I feel like as a society we have become accustomed to think that certain things are necessities instead of luxuries, and many people don't even think about cutting back on those things in order to afford something else that might be more important.

I'm talking about things like vacations, smart phones, pre-school or Mom's Day Out programs for kids with a stay-at-home parent, designer clothes, dining out in restaurants, Starbucks runs....while those things might be nice to have, and maybe are a priority to people over something else, they are not necessities.

A friend just confided to me they might lose their house because they are behind on the payments. And just a few weeks ago I was looking through their wonderful vacation photos. Now I love a vacation as much or more than anyone else, but I can tell you that if we were in any danger of losing our house, the first thing we would do is cancel our vacation.

I just find it odd.

October wrap-up and Home Insurance

November 5th, 2012 at 08:02 pm

First the good news: I earned $102.21 on mturk.com during the month of October. That will be used as cash spending money while we are in Cozumel in February (Disney Cruise).

We are on track with our savings to have enough for our property taxes. With the Nov 15th paycheck we should be able to pay our property tax. Our HOA dues are due in January, so we will use some December savings to pay for that.

Now the bad news: We were about $160 over our October spending budget. And it's because my DH went to the dentist for his cleaning and they found a cavity. We have dental insurance, which completely covers cleanings every 6 months, but cavity fillings are not covered nearly as well. I'm looking forward to having our "slush fund" up and running by the end of this year so that it can cover these unexpected expenses.

At the end of December, we should have our emergency fund fully funded and a small slush fund. At that time, we will increase DH's 401k contribution to 15%. And we will start our new budget (which will include putting money aside each month for our property taxes/insurance and $100/month for each kiddo's 529 plan). In January we will also be starting extra principle payments on our house. It will be a tight budget, I hope we can do it!

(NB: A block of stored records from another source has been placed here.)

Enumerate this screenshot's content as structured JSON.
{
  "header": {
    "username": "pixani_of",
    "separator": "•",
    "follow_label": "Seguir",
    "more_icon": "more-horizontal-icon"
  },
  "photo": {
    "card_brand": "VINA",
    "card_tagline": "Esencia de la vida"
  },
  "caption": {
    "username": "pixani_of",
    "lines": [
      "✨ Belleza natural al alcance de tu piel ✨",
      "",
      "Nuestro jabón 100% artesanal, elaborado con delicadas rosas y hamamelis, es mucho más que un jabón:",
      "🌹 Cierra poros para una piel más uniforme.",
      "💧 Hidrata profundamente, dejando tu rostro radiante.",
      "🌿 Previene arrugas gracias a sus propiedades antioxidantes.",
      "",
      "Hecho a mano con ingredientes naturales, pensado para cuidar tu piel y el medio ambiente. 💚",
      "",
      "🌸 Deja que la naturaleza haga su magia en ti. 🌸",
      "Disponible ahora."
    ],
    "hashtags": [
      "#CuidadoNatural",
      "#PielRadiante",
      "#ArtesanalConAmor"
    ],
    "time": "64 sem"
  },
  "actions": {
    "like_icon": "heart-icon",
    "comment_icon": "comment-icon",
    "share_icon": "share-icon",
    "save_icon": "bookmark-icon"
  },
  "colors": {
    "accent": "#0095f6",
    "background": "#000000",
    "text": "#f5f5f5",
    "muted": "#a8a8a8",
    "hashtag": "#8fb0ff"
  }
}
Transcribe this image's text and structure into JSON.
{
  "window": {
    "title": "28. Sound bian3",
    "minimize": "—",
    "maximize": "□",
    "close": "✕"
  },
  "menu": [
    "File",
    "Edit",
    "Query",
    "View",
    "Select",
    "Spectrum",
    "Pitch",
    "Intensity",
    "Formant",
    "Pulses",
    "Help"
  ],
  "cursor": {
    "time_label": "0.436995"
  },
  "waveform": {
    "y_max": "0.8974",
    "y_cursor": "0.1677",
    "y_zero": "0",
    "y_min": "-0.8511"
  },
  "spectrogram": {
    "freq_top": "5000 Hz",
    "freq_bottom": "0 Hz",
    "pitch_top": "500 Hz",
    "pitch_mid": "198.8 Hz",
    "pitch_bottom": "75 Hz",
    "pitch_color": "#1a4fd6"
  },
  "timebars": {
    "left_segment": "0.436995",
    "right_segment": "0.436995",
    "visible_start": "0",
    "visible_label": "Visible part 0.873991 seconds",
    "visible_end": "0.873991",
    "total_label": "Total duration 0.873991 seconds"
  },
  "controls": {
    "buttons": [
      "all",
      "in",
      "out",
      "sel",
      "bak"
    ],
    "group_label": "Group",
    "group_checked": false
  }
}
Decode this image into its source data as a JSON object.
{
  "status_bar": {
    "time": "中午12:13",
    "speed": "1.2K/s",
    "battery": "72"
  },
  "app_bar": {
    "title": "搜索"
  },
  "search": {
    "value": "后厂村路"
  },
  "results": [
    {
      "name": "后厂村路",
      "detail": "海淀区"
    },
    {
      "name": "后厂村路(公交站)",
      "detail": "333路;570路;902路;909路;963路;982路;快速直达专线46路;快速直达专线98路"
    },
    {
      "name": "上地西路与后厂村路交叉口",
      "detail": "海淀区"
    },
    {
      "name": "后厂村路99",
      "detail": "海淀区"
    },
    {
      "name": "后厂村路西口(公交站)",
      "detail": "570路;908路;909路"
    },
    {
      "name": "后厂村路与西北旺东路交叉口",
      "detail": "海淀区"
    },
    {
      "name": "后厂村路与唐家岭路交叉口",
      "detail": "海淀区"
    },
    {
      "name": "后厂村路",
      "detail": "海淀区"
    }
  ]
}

Switching gears:
Today I called our home insurance company. Our premium has increased by $684 over the past 2 years. When we bought this house, the premium was $1060. Then a year later I switched insurance companies from AllState to Progressive (switched both auto and home policies). The net of the 2 was a savings of about $600 a year. But our auto was substantially lower and our home insurance increased. Then the next year, our home insurance increased a few hundred more dollars. And now it's at $1744.

I've been going through the paperwork and I noticed that our dwelling coverage seemed overstated, so I called Progressive to ask about lowering that. They told me it was an algorithm that could not be changed, but they went through all the facts about our house and lo and behold the dwelling number was high. So that change brought my insurance down for the year by $146. They are going to pro-rate the difference and send us a check for $75 since we are half-way through our policy.

But, I've done some online quotes from other insurance companies and those quotes are still coming in closer to the $1100 a year. I know if we switch our homeowners policy, our auto insurance policy will go up since we a discount for having both together. I guess I need to price out what the net difference would be in switching. I think our home insurance is still about $500 higher than it could be.

It seems like such a pain to keep pricing our insurance...does anyone do this every few years? Or do you stick with the insurance you have?